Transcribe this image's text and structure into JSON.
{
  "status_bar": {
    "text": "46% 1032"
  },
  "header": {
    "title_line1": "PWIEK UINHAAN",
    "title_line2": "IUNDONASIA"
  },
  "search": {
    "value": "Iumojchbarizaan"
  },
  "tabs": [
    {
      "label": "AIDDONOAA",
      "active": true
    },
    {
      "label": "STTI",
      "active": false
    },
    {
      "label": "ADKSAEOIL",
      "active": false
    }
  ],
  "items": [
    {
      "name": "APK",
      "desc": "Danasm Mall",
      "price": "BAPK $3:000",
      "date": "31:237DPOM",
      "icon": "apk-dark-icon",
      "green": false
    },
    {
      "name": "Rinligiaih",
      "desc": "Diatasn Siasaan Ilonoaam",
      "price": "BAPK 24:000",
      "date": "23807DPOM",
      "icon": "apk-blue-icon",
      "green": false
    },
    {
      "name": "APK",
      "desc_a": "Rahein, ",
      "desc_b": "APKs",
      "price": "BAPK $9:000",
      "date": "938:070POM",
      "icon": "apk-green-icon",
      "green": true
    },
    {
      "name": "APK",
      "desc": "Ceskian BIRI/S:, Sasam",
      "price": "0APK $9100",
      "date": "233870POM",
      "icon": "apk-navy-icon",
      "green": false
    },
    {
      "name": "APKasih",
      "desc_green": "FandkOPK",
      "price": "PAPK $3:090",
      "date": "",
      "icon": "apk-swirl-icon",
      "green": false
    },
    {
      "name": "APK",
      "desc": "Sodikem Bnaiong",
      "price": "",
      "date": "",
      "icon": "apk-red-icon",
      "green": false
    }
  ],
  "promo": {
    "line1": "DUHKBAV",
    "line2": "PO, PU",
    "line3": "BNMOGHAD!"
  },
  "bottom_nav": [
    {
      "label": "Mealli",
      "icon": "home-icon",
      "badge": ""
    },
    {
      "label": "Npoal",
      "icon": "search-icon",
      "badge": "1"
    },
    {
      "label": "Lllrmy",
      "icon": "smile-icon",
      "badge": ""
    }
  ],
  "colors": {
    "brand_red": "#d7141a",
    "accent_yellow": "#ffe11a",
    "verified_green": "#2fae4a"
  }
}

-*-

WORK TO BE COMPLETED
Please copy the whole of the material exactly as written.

EXERCISE OUTPUT
Transcribe this image's text and structure into JSON.
{
  "status_bar": {
    "text": "46% 1032"
  },
  "header": {
    "title_line1": "PWIEK UINHAAN",
    "title_line2": "IUNDONASIA"
  },
  "search": {
    "value": "Iumojchbarizaan"
  },
  "tabs": [
    {
      "label": "AIDDONOAA",
      "active": true
    },
    {
      "label": "STTI",
      "active": false
    },
    {
      "label": "ADKSAEOIL",
      "active": false
    }
  ],
  "items": [
    {
      "name": "APK",
      "desc": "Danasm Mall",
      "price": "BAPK $3:000",
      "date": "31:237DPOM",
      "icon": "apk-dark-icon",
      "green": false
    },
    {
      "name": "Rinligiaih",
      "desc": "Diatasn Siasaan Ilonoaam",
      "price": "BAPK 24:000",
      "date": "23807DPOM",
      "icon": "apk-blue-icon",
      "green": false
    },
    {
      "name": "APK",
      "desc_a": "Rahein, ",
      "desc_b": "APKs",
      "price": "BAPK $9:000",
      "date": "938:070POM",
      "icon": "apk-green-icon",
      "green": true
    },
    {
      "name": "APK",
      "desc": "Ceskian BIRI/S:, Sasam",
      "price": "0APK $9100",
      "date": "233870POM",
      "icon": "apk-navy-icon",
      "green": false
    },
    {
      "name": "APKasih",
      "desc_green": "FandkOPK",
      "price": "PAPK $3:090",
      "date": "",
      "icon": "apk-swirl-icon",
      "green": false
    },
    {
      "name": "APK",
      "desc": "Sodikem Bnaiong",
      "price": "",
      "date": "",
      "icon": "apk-red-icon",
      "green": false
    }
  ],
  "promo": {
    "line1": "DUHKBAV",
    "line2": "PO, PU",
    "line3": "BNMOGHAD!"
  },
  "bottom_nav": [
    {
      "label": "Mealli",
      "icon": "home-icon",
      "badge": ""
    },
    {
      "label": "Npoal",
      "icon": "search-icon",
      "badge": "1"
    },
    {
      "label": "Lllrmy",
      "icon": "smile-icon",
      "badge": ""
    }
  ],
  "colors": {
    "brand_red": "#d7141a",
    "accent_yellow": "#ffe11a",
    "verified_green": "#2fae4a"
  }
}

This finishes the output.